> **Items from an interface collection**:
◇ ◇ ◇ ◇ ◇ ◇ ◇

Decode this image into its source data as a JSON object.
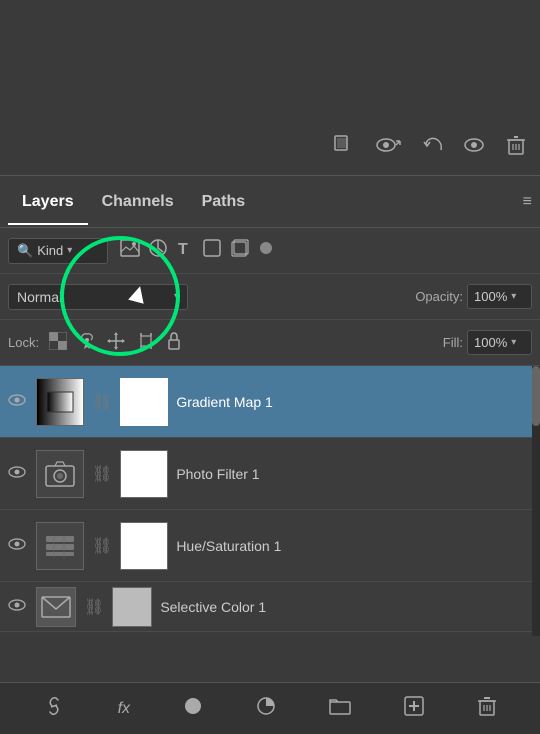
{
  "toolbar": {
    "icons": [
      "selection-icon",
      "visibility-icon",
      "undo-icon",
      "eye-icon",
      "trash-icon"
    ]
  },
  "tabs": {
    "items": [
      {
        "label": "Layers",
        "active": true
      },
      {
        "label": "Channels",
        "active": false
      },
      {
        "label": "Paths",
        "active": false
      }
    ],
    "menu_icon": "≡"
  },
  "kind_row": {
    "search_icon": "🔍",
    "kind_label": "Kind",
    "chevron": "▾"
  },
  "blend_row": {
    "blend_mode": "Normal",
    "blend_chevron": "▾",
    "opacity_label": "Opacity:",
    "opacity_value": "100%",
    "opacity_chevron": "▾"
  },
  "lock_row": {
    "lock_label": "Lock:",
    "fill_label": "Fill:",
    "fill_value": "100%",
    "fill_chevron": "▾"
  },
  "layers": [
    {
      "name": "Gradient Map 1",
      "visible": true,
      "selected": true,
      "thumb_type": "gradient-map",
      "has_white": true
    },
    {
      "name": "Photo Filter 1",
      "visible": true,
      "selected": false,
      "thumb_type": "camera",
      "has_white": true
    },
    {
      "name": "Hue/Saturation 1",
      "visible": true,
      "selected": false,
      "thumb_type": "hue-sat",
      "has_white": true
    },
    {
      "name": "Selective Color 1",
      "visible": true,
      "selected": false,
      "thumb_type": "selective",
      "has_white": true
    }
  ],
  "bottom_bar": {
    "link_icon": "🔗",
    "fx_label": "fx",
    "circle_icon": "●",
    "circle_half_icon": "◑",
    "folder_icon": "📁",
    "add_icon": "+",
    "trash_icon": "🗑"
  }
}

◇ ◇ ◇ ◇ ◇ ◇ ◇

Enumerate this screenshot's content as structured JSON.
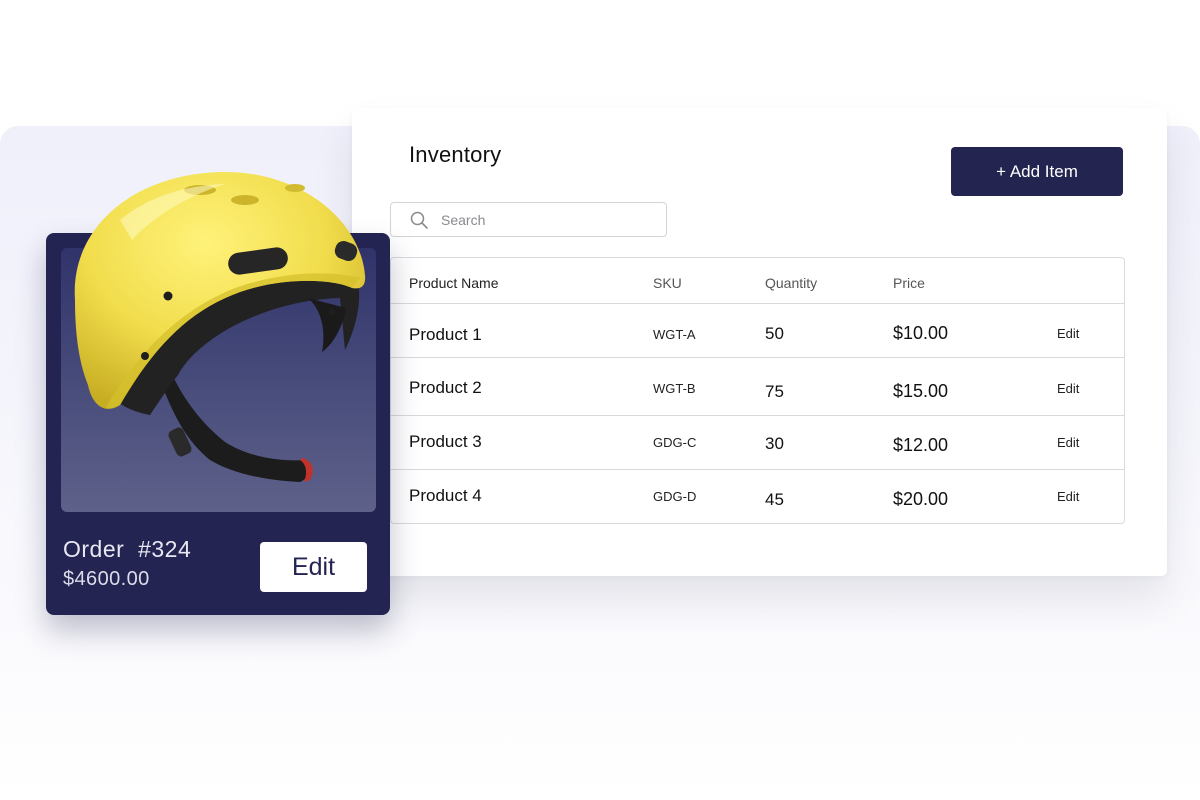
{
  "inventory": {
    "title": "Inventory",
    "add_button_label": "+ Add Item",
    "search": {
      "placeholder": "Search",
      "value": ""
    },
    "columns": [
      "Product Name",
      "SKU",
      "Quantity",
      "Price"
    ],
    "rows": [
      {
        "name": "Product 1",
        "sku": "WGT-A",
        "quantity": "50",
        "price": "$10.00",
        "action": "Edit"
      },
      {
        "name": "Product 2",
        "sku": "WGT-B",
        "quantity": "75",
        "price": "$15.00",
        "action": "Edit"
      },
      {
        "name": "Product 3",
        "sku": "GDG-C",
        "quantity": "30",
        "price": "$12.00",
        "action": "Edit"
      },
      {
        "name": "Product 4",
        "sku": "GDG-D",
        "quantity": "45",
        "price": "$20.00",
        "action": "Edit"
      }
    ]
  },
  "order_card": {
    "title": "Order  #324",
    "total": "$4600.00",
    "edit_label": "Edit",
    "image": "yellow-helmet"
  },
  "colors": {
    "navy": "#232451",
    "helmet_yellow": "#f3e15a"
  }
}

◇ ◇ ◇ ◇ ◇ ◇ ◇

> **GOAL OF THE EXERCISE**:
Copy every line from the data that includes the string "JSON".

> **RESPONSE**:
Decode this image into its source data as a JSON object.
Enumerate this screenshot's content as structured JSON.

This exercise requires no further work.